To clean soft surfaces, like carpets, rugs, and curtains, follow the instructions for those specific materials. If applicable, wash them in the laundry at the highest water temperature allowed for the item.
Linen, bedding, clothing, and other soft items that are washed can still be cleaned this way. Do not shake dirty clothes, which could spread the active coronavirus through the air.
Again, follow proper washing guidelines and use the hottest water possible. Ordinary laundry detergent is also suitable for this, as the combination of warm water, bleach, and detergent are enough to kill germs.
Steam pillows and mattresses to sanitize them. You can also vacuum them, if possible. Clean all devices that circulate air in the room, such as fans, air purifiers, and air conditioners. Finally, fumigate or disinfect the area with an aerosol disinfectant spray.
4. Don’t Forget Your Car
Knowing how to disinfect your house after covid is not complete if you forget other important places that need to be disinfected, such as the car.
However, if an infected person was in your home vehicle before the test was positive, you should also take this into account and disinfect it.
Roll down all windows to allow indoor air to circulate, and use a disinfectant spray to remove any remaining particles.

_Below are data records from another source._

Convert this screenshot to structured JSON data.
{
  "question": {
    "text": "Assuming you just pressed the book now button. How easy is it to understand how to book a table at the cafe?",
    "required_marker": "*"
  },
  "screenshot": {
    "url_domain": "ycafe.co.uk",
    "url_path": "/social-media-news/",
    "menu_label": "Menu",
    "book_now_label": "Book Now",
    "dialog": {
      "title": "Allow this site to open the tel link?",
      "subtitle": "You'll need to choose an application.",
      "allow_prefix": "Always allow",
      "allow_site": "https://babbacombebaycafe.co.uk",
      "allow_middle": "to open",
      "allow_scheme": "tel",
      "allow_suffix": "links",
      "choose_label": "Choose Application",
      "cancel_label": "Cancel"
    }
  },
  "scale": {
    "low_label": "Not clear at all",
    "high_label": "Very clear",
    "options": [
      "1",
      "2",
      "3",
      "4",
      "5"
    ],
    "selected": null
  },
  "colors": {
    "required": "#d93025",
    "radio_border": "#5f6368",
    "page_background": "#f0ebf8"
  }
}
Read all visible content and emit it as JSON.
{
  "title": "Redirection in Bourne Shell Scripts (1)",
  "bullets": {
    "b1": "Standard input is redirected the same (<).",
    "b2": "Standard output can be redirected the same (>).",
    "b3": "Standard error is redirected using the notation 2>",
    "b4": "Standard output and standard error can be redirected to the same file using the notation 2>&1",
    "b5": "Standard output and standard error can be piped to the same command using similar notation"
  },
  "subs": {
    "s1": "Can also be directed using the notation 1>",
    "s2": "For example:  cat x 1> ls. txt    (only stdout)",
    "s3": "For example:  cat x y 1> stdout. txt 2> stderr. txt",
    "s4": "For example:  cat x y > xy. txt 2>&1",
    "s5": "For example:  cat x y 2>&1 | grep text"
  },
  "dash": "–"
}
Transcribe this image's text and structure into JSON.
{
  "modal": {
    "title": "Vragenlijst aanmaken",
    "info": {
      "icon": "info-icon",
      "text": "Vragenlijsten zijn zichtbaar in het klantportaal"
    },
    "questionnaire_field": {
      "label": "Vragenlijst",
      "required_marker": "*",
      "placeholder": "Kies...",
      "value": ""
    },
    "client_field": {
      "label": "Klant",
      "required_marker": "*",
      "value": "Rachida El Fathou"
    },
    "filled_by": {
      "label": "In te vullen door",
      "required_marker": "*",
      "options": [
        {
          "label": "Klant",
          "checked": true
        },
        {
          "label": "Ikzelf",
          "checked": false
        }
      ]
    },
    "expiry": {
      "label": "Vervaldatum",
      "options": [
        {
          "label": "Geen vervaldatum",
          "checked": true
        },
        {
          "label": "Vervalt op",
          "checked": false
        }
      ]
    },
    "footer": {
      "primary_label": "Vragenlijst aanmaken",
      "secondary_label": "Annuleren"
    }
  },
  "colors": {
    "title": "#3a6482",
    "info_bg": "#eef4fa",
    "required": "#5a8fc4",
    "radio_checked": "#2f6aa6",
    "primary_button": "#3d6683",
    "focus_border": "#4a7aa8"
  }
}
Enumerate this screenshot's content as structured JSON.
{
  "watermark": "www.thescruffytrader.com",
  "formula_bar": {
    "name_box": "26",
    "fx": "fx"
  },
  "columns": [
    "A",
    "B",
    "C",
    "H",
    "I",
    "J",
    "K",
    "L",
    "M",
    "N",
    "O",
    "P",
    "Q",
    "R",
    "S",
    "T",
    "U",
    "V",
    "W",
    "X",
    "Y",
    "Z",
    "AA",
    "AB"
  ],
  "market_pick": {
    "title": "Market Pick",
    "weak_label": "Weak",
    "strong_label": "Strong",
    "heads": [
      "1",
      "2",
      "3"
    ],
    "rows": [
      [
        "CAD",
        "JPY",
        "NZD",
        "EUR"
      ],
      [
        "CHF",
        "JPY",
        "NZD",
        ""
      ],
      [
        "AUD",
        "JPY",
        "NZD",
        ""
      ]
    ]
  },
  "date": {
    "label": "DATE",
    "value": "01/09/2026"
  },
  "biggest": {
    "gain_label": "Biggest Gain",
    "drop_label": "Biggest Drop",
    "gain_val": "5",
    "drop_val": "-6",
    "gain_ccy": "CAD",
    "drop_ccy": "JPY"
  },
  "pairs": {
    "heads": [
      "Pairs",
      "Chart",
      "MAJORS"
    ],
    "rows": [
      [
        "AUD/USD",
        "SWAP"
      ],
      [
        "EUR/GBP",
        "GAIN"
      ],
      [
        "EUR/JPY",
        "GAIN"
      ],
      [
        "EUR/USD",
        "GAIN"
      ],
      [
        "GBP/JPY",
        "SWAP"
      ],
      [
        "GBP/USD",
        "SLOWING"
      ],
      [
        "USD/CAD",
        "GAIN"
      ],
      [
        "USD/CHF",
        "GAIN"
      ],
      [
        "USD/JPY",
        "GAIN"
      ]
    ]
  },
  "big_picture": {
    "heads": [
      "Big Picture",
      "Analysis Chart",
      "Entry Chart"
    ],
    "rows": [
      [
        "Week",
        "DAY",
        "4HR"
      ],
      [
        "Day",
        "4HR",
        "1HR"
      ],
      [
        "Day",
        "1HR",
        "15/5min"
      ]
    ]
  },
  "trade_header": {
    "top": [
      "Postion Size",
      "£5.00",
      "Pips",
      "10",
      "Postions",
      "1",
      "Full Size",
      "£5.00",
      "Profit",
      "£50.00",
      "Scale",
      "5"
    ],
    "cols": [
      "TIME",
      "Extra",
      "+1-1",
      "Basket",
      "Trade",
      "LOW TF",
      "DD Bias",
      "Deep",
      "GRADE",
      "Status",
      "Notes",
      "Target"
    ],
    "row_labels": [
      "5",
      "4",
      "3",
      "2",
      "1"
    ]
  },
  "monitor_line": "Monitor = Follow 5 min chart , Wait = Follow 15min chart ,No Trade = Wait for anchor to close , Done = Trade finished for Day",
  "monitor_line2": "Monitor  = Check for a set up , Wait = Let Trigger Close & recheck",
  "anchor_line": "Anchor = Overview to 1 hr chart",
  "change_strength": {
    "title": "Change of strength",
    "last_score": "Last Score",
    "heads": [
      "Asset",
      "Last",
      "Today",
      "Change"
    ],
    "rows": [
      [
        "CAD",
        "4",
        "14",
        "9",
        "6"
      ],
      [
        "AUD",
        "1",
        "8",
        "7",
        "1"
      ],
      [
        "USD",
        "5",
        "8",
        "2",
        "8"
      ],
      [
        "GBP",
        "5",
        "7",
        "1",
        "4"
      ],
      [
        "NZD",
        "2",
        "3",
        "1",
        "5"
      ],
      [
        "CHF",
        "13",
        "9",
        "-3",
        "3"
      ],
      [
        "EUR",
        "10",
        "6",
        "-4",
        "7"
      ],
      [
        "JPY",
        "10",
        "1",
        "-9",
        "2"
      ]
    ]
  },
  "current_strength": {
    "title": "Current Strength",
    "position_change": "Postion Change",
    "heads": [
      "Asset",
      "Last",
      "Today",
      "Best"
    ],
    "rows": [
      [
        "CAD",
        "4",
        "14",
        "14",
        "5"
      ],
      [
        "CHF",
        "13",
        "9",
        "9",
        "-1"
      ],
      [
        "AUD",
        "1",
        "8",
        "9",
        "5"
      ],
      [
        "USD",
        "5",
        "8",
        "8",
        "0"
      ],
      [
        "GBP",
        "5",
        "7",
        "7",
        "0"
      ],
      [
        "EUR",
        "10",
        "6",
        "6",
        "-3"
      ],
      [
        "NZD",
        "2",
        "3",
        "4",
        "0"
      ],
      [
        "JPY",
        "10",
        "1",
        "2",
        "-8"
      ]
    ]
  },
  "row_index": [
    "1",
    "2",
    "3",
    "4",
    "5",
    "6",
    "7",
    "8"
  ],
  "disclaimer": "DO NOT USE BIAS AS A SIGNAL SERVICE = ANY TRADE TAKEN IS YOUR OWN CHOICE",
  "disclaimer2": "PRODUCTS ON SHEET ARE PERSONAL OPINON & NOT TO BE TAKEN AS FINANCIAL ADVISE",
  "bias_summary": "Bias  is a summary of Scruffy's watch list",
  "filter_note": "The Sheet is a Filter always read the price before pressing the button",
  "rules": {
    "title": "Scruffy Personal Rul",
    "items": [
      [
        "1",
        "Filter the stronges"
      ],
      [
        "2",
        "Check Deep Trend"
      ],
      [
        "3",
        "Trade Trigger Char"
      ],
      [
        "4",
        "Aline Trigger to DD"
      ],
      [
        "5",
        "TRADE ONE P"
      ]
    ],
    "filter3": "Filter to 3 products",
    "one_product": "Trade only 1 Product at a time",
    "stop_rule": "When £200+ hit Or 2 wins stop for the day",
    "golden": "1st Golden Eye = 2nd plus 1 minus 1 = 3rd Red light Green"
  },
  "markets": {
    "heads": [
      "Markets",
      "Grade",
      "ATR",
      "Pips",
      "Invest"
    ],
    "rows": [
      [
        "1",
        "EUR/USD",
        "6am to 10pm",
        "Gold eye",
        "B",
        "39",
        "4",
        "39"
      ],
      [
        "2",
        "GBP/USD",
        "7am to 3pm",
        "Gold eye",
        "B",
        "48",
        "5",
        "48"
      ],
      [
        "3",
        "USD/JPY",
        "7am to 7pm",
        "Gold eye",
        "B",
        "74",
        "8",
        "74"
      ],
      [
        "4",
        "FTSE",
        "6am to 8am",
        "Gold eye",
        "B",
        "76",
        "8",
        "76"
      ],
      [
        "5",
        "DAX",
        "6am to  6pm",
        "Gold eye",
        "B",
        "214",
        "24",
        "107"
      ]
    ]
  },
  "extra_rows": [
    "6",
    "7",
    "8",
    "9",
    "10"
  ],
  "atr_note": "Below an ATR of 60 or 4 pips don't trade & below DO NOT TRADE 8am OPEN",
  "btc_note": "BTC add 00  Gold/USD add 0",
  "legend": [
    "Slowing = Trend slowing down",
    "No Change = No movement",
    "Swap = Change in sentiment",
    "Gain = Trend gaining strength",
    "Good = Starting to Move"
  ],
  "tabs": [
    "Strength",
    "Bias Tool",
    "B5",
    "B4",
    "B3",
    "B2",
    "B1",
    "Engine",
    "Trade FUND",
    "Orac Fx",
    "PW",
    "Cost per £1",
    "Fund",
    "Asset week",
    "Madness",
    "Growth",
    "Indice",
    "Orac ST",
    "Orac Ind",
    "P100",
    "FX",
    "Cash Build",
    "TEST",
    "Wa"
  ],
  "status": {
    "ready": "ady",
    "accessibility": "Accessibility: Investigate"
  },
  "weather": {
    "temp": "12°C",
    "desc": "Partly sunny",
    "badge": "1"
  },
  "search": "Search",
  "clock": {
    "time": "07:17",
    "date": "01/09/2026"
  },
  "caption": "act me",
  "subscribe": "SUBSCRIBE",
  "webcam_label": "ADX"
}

Then disinfect any surfaces touched, such as the steering wheel, console, and door handles. After initial disinfection, take it to a car wash for a thorough cleaning.
5. Use the Right Cleaning Products
Ordinary cleaning products may not work in this situation on how to disinfect your house after covid. For most viruses and infections, it is best to use bleach solutions on surfaces.
If you have strong bleach on hand, you can dilute it a little with lukewarm water or follow the ECA product recommendations.
When using on surfaces, make sure you have adequate ventilation to avoid burning your eyes or experiencing breathing difficulties.
After using the bleach solution/ disinfectants, you can wipe off the residue with a damp towel. It is also recommended to wear gloves (and even goggles) when disinfecting any area.
Finally, discard or thoroughly wash the towels and sponges you used to clean and disinfect the area.
6. Don’t Skip the Waiting Step
Disinfection is not instantaneous. Always follow the manufacturer’s instructions, especially the time to leave the product on the surface before cleaning it.
Read the label to be sure of how long the surface should stay wet. Some might say they need to be wet for a few minutes.
For a 5% sodium hypochlorite solution, which is most household bleaches, you should leave it on the surface for a least 10 minutes before wiping it off. So make sure you don’t skip any steps on how to disinfect your house after covid.
If you use a spray bottle, leave it on for a few minutes before wiping it off. If you are using wet wipes, do not use them once they are dry, as they are no longer effective.
You want to see a wet surface and stay wet for a while. Note that if you don’t give your disinfectant enough time to do its job, you’re not disinfecting.
Keep in mind: Even after proper disinfection, if a member of your household tests positive for covid, the best way to prevent the spread is for all household members to wear proper face masks.
7. Keep Washing Your Hands
It would be a bad idea to follow all of these instructions on how to disinfect your house after covid and still not have very clean hands.
Yes, it’s been said countless times, but that’s because it’s the most important and easiest way to spread and contract viruses: whatever you choose to do, the best way to reduce the risk that the virus does not re-enter your home or getting it from someone or external surface is to wash your hands.
The CDC recommends vigorous washing with soap and water for 20 seconds that extends beyond the hands to the wrists, between the fingers, and under the fingernails.